Many people call the game we play “pen and paper gaming” – and there’s a reason for that. As gaming moves into the age of Google, the media may change – but the premise is the same. Bring a pen and paper (real or digital) and take notes!
It is shaping up to be a busy day and an even busier weekend.
At some point, I will post a full recap of what happened during last night’s Trials of Everrun session and why – but first I wanted to take a moment to give my players a big pat on the back.
This group never ceases to amaze me and inspire me with their level of intensity in the game – and I made some joking comments that I hope weren’t incorrectly received.
Like most game masters, I like to throw hooks, setbacks and downright ambush traps at the players to watch them overcome them. It never ceases to bring me great joy when they spot those traps, identify them as traps both in- and out-of-character only to deliberately plunge headlong into them anyway! Their bravery in the face of overwhelming odds (the phrase “I expect Kaderin to have them all dead before I even manage to draw my sword” was uttered), teamwork (“You guys work on the Ogres, I’ll work on the door.”) and flat-out logical bad-assery (Ogre blood corroding your axe? Guess it’s time to choke the ogres to death instead.)
You keep me on my toes, Bad Batch – and I love you for it!
Dying in the big boss battle is heroic – sacrificing your character to save the rest of the party from a worse fate is downright epic in its scope. That is the type of death that the party will talk about for years (RIP Corporal Declan). But nobody wants to die to the easy mobs leading up to the big battle – sacrifice a well-thought-out character to the random encounter or the inept gate guard (a combination we call “crunchies”).
But sometimes, the dice just are not in your favor – and the inept guard gets a lucky shot in. Fear not, Intrepid Game Master, for killing off a player character here is not the only (or really the best) option you have!
Let’s put the Role Playing back in Role Playing Games!
As a former LARPer, I may be a bit biased about creating an immersive atmosphere for even tabletop games.

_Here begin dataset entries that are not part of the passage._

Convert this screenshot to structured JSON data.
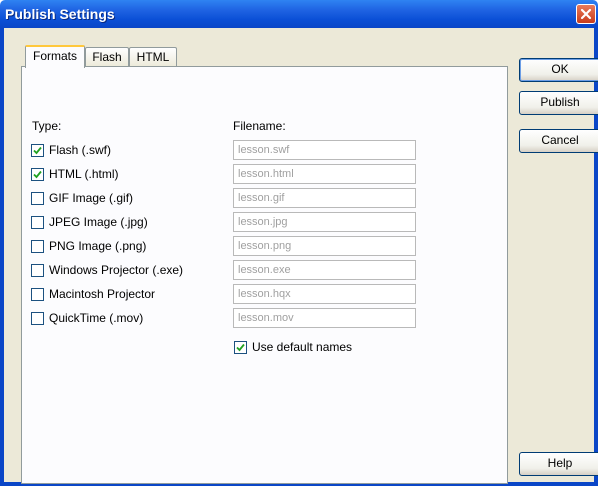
{
  "window": {
    "title": "Publish Settings"
  },
  "tabs": [
    {
      "label": "Formats",
      "active": true
    },
    {
      "label": "Flash",
      "active": false
    },
    {
      "label": "HTML",
      "active": false
    }
  ],
  "panel": {
    "type_header": "Type:",
    "filename_header": "Filename:",
    "formats": [
      {
        "label": "Flash  (.swf)",
        "checked": true,
        "filename": "lesson.swf"
      },
      {
        "label": "HTML (.html)",
        "checked": true,
        "filename": "lesson.html"
      },
      {
        "label": "GIF Image (.gif)",
        "checked": false,
        "filename": "lesson.gif"
      },
      {
        "label": "JPEG Image (.jpg)",
        "checked": false,
        "filename": "lesson.jpg"
      },
      {
        "label": "PNG Image (.png)",
        "checked": false,
        "filename": "lesson.png"
      },
      {
        "label": "Windows Projector (.exe)",
        "checked": false,
        "filename": "lesson.exe"
      },
      {
        "label": "Macintosh Projector",
        "checked": false,
        "filename": "lesson.hqx"
      },
      {
        "label": "QuickTime (.mov)",
        "checked": false,
        "filename": "lesson.mov"
      }
    ],
    "use_default_names": {
      "label": "Use default names",
      "checked": true
    }
  },
  "buttons": {
    "ok": "OK",
    "publish": "Publish",
    "cancel": "Cancel",
    "help": "Help"
  },
  "colors": {
    "titlebar": "#0a46c7",
    "dialog_bg": "#ece9d8",
    "check_mark": "#21a121",
    "tab_highlight": "#ffc83c"
  }
}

This week’s Player Tip is about encouraging that in-depth feel at the game table, and building a more “realistic” character for a more fun game.